Countries of the Region
Afghanistan,Bangladesh,Bhutan,Brunei Darussalam, Cambodia, China, India, Indonesia, Japan, Hong Kong, Democratic People's Republic of Korea, Korea Republic, Lao People's Democratic Republic, Macua, Malaysia, Maldives, Mongolia, Myanmar, Nepal, Pakistan, Philippines,Singapore,Sri Lanka,Thailand,Timor Leste,Viet Nam
WCPA has been particularly active in the East Asia region, since 1993. The structure for WCPA in East Asia involves rotation of secretariat responsibilities between the countries in the region. During the period from 1993 to 1996, the WCPA East Asia Secretariat was hosted by China through the Academy of Sciences from 1996 to 1999, the Secretariat was hosted by Japan, through the Japan Wildlife Research Centre and the Department of Environment and from 2000 to 2002, the WCPA East Asia will be hosted by South Korea. The rotation of the WCPA secretariat occurs at the three yearly East Asia Protected Areas Conference, with the last Conference being held in Seoul, South Korea, in September, 1999. The next three yearly East Asia Protected Areas Conference is scheduled to be held in Taiwan, Province of China in March of 2002. See below for more information.
WCPA East Asia has developed a regional action plan for protected areas in East Asia. This plan outlines the key protected areas issues in the region and defines 13 priority projects. The Government of Japan, through its Environment Agency, generously agreed to support 4 of these priority projects:
Project 1: Guidelines for financing protected areas in East Asia. This resulted in the preparation of a document on guidelines for financing protected areas in East Asia,
Project 2: Exchange programme for protected areas. This project component supports the participation of East Asian participants at relevant working groups and conferences in the region related to protected areas. An option paper for the implementation of an exchange programme is also being developed for the East Asia region.
Project 3: Tourism and protected area. This project resulted in the preparation of guidelines on tourism and protected areas in East Asia, in 2001. This is based on practical case studies within the region and will offer guidance for the future development of tourism in East Asia.
Project 4: Directory of protected area personnel and organisations. A directory of protected areas personnel and organisation in East Asia
In addition to these priority projects, the WCPA East Asia hosts an annual meeting on a protected areas topic. The location for this meeting rotates among the countries within the region.
All of the above publications are available on the publication section.
For much of their long history, the peoples of East Asia have had a profound awareness of nature and of the need to conserve it. Often this was based on the aesthetic and religious values of a place or a feature, resulting in effective protection over centuries. In recent times, these traditional values have come under great pressure. Throughout the region, rapid economic development has led to massive and unprecedented changes in lifestyle. As a result, nature has come under great pressure in most of the region and much valuable biodiversity has been lost or is in danger. In response, a number of protected areas have been created in East Asia; 5.7% of the land area is currently designated as protected area as of May, 2000. A much smaller percentage of coastal water is protected, with significant marine protected areas currently established in Japan, China and South Korea.

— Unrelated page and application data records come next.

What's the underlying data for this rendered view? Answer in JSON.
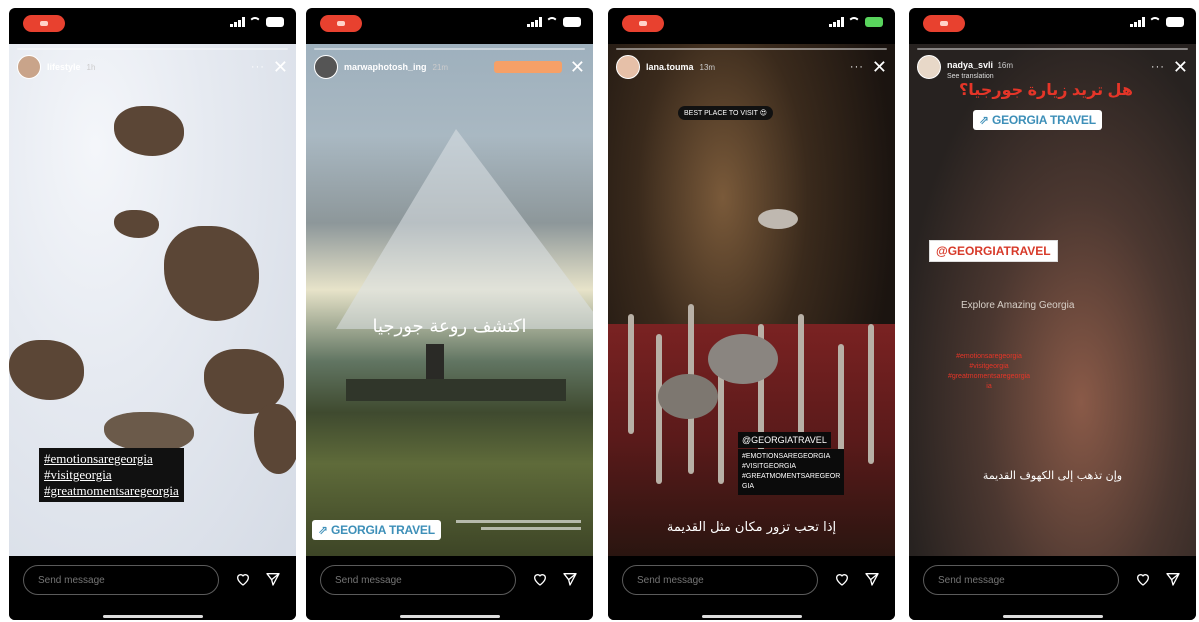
{
  "common": {
    "message_placeholder": "Send message"
  },
  "stories": [
    {
      "username": "lifestyle",
      "time": "1h",
      "hashtags": [
        "#emotionsaregeorgia",
        "#visitgeorgia",
        "#greatmomentsaregeorgia"
      ]
    },
    {
      "username": "marwaphotosh_ing",
      "time": "21m",
      "sponsor_chip": "",
      "arabic_caption": "اكتشف روعة جورجيا",
      "travel_badge": "⇗ GEORGIA TRAVEL"
    },
    {
      "username": "lana.touma",
      "time": "13m",
      "top_chip": "BEST PLACE TO VISIT 😍",
      "mention": "@GEORGIATRAVEL",
      "hashtags": [
        "#EMOTIONSAREGEORGIA",
        "#VISITGEORGIA",
        "#GREATMOMENTSAREGEOR",
        "GIA"
      ],
      "arabic_caption": "إذا تحب تزور مكان مثل القديمة"
    },
    {
      "username": "nadya_svli",
      "time": "16m",
      "translation": "See translation",
      "red_title": "هل تريد زيارة جورجيا؟",
      "travel_badge": "⇗ GEORGIA TRAVEL",
      "mention_badge": "@GEORGIATRAVEL",
      "explore_text": "Explore Amazing Georgia",
      "red_hashtags": [
        "#emotionsaregeorgia",
        "#visitgeorgia",
        "#greatmomentsaregeorgia",
        "ia"
      ],
      "arabic_caption": "وإن تذهب إلى الكهوف القديمة"
    }
  ]
}
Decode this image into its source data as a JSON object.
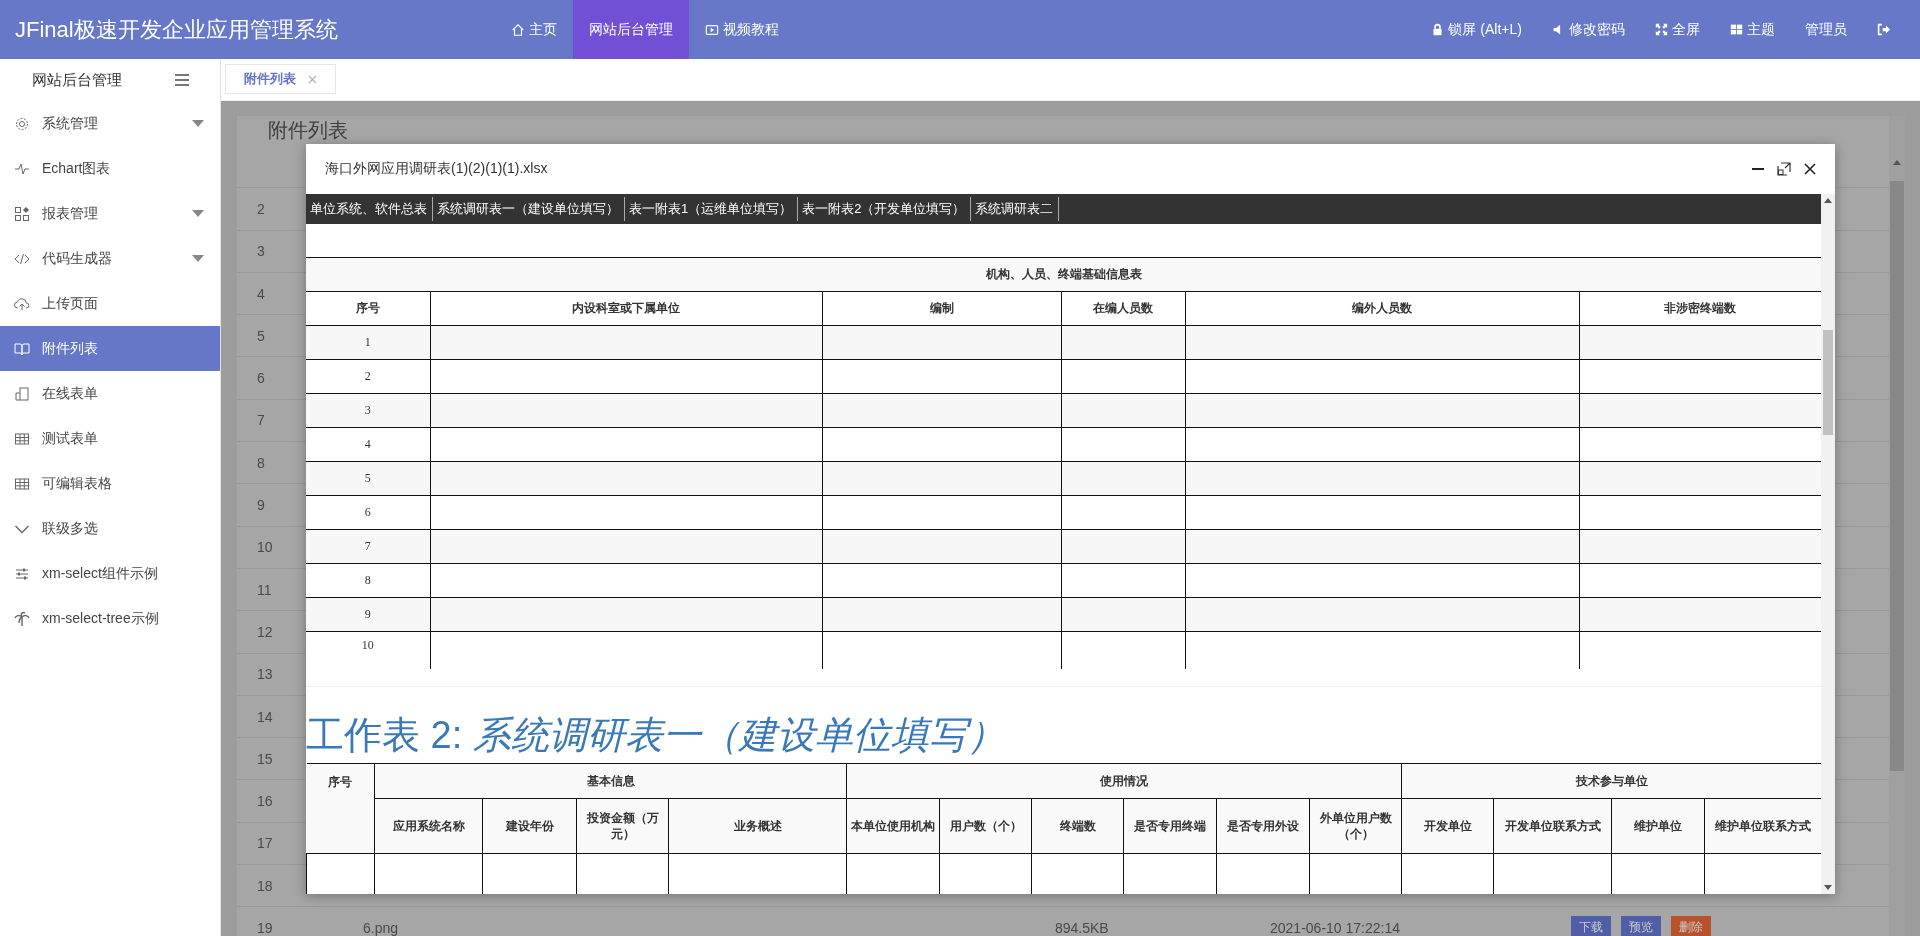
{
  "header": {
    "logo": "JFinal极速开发企业应用管理系统",
    "nav": [
      {
        "label": "主页",
        "selected": false
      },
      {
        "label": "网站后台管理",
        "selected": true
      },
      {
        "label": "视频教程",
        "selected": false
      }
    ],
    "tools": [
      "锁屏 (Alt+L)",
      "修改密码",
      "全屏",
      "主题",
      "管理员"
    ]
  },
  "sidebar": {
    "title": "网站后台管理",
    "items": [
      {
        "label": "系统管理",
        "expandable": true,
        "selected": false
      },
      {
        "label": "Echart图表",
        "expandable": false,
        "selected": false
      },
      {
        "label": "报表管理",
        "expandable": true,
        "selected": false
      },
      {
        "label": "代码生成器",
        "expandable": true,
        "selected": false
      },
      {
        "label": "上传页面",
        "expandable": false,
        "selected": false
      },
      {
        "label": "附件列表",
        "expandable": false,
        "selected": true
      },
      {
        "label": "在线表单",
        "expandable": false,
        "selected": false
      },
      {
        "label": "测试表单",
        "expandable": false,
        "selected": false
      },
      {
        "label": "可编辑表格",
        "expandable": false,
        "selected": false
      },
      {
        "label": "联级多选",
        "expandable": false,
        "selected": false
      },
      {
        "label": "xm-select组件示例",
        "expandable": false,
        "selected": false
      },
      {
        "label": "xm-select-tree示例",
        "expandable": false,
        "selected": false
      }
    ]
  },
  "tabs": [
    {
      "label": "附件列表",
      "selected": true
    }
  ],
  "page": {
    "title": "附件列表",
    "rows": [
      {
        "no": "2"
      },
      {
        "no": "3"
      },
      {
        "no": "4"
      },
      {
        "no": "5"
      },
      {
        "no": "6"
      },
      {
        "no": "7"
      },
      {
        "no": "8"
      },
      {
        "no": "9"
      },
      {
        "no": "10"
      },
      {
        "no": "11"
      },
      {
        "no": "12"
      },
      {
        "no": "13"
      },
      {
        "no": "14"
      },
      {
        "no": "15"
      },
      {
        "no": "16"
      },
      {
        "no": "17"
      },
      {
        "no": "18"
      },
      {
        "no": "19",
        "name": "6.png",
        "size": "894.5KB",
        "time": "2021-06-10 17:22:14",
        "actions": [
          {
            "label": "下载",
            "color": "#4f5ea6"
          },
          {
            "label": "预览",
            "color": "#4f5ea6"
          },
          {
            "label": "删除",
            "color": "#b8522c"
          }
        ]
      }
    ]
  },
  "dialog": {
    "title": "海口外网应用调研表(1)(2)(1)(1).xlsx",
    "sheet_tabs": [
      "单位系统、软件总表",
      "系统调研表一（建设单位填写）",
      "表一附表1（运维单位填写）",
      "表一附表2（开发单位填写）",
      "系统调研表二"
    ],
    "table1": {
      "title": "机构、人员、终端基础信息表",
      "columns": [
        "序号",
        "内设科室或下属单位",
        "编制",
        "在编人员数",
        "编外人员数",
        "非涉密终端数"
      ],
      "rows": [
        "1",
        "2",
        "3",
        "4",
        "5",
        "6",
        "7",
        "8",
        "9",
        "10"
      ]
    },
    "sheet2_heading": "工作表 2: *系统调研表一（建设单位填写）*",
    "table2": {
      "index_column": "序号",
      "groups": [
        {
          "label": "基本信息",
          "columns": [
            "应用系统名称",
            "建设年份",
            "投资金额（万元）",
            "业务概述"
          ]
        },
        {
          "label": "使用情况",
          "columns": [
            "本单位使用机构",
            "用户数（个）",
            "终端数",
            "是否专用终端",
            "是否专用外设",
            "外单位用户数（个）"
          ]
        },
        {
          "label": "技术参与单位",
          "columns": [
            "开发单位",
            "开发单位联系方式",
            "维护单位",
            "维护单位联系方式"
          ]
        }
      ]
    }
  }
}
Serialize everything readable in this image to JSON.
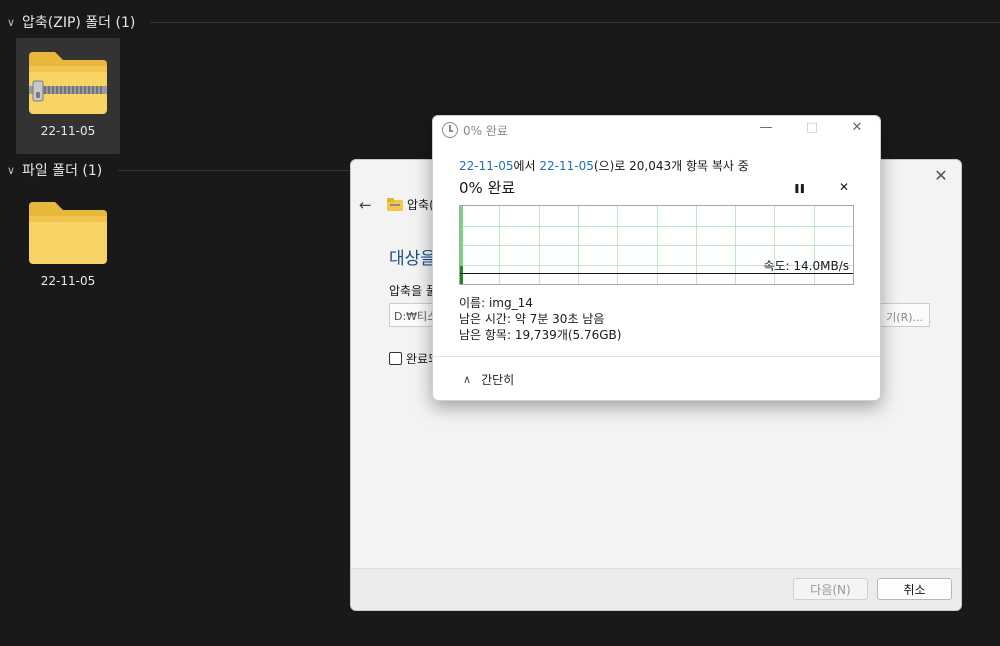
{
  "explorer": {
    "groups": [
      {
        "header": "압축(ZIP) 폴더 (1)",
        "items": [
          {
            "name": "22-11-05",
            "type": "zip-folder",
            "selected": true
          }
        ]
      },
      {
        "header": "파일 폴더 (1)",
        "items": [
          {
            "name": "22-11-05",
            "type": "folder",
            "selected": false
          }
        ]
      }
    ]
  },
  "wizard": {
    "breadcrumb": "압축(",
    "heading": "대상을",
    "field_label": "압축을 풀",
    "path_value": "D:₩티스",
    "browse_label": "기(R)...",
    "checkbox_label": "완료되",
    "next_label": "다음(N)",
    "cancel_label": "취소"
  },
  "copy_dialog": {
    "title": "0% 완료",
    "source": "22-11-05",
    "source_suffix": "에서",
    "dest": "22-11-05",
    "dest_suffix": "(으)로 20,043개 항목 복사 중",
    "percent_text": "0% 완료",
    "pause_symbol": "❚❚",
    "cancel_symbol": "✕",
    "speed": "속도: 14.0MB/s",
    "progress": 0.005,
    "name_line": "이름: img_14",
    "time_line": "남은 시간: 약 7분 30초 남음",
    "items_line": "남은 항목: 19,739개(5.76GB)",
    "less_details_label": "간단히"
  },
  "colors": {
    "link": "#1f6fbf",
    "graph_grid": "#bfe6c4",
    "graph_fill": "#7ed37e",
    "graph_bar": "#1c8a2b",
    "heading": "#1a4e8c"
  }
}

Most protected areas have been designated recently, with over 60% of protected areas designated since 1982.
Key protected areas issues include:
- Pressure associated with population density. This region is the most densely populated on earth and this poses considerable challenges for the establishment and management of protected areas. In most parts of the region the total area protected is too small, omitting important plant and animal communities. Remaining natural areas that are still unprotected face escalating pressures, which threaten the survival of plants and animals and the communities of which they are a part. Significantly, such pressures reduce the resource base necessary for sustainable economic and cultural development.
- Inadequate coverage. The coverage and degree of protection for individual sites, as well as the public appreciation of protected areas, varies greatly . There are significant gaps, particularly in relation to the conservation of wetland and marine ecosystems, as well as arid ecosystems. Conservation in key countries such as China has tended to focus on tropical and sub-tropical forest with the result that some areas, such as arid ecosystems, are much less effectively protected.
- Tourism is an important issue. In part associated with high population densities, there is an extremely high level of both domestic and international tourism to countries in the region. This inevitably focuses on protected areas and the volume of tourist use poses significant challenges to the integrity of such areas. To maintain natural values, protected areas need effective management, particularly in partnership with local communities.
- Management pressures. Protected areas in East Asia are being damaged as they becoming increasingly isolated and fragmented. There are pressures from development, resource extraction, poaching of rare animals, pollution and many other impacts that arise from a extremely high rate of economic development and an expanding human population.
China's Huangshan Mountain World Heritage site with its travertine pools
Photo: Jim Thorsell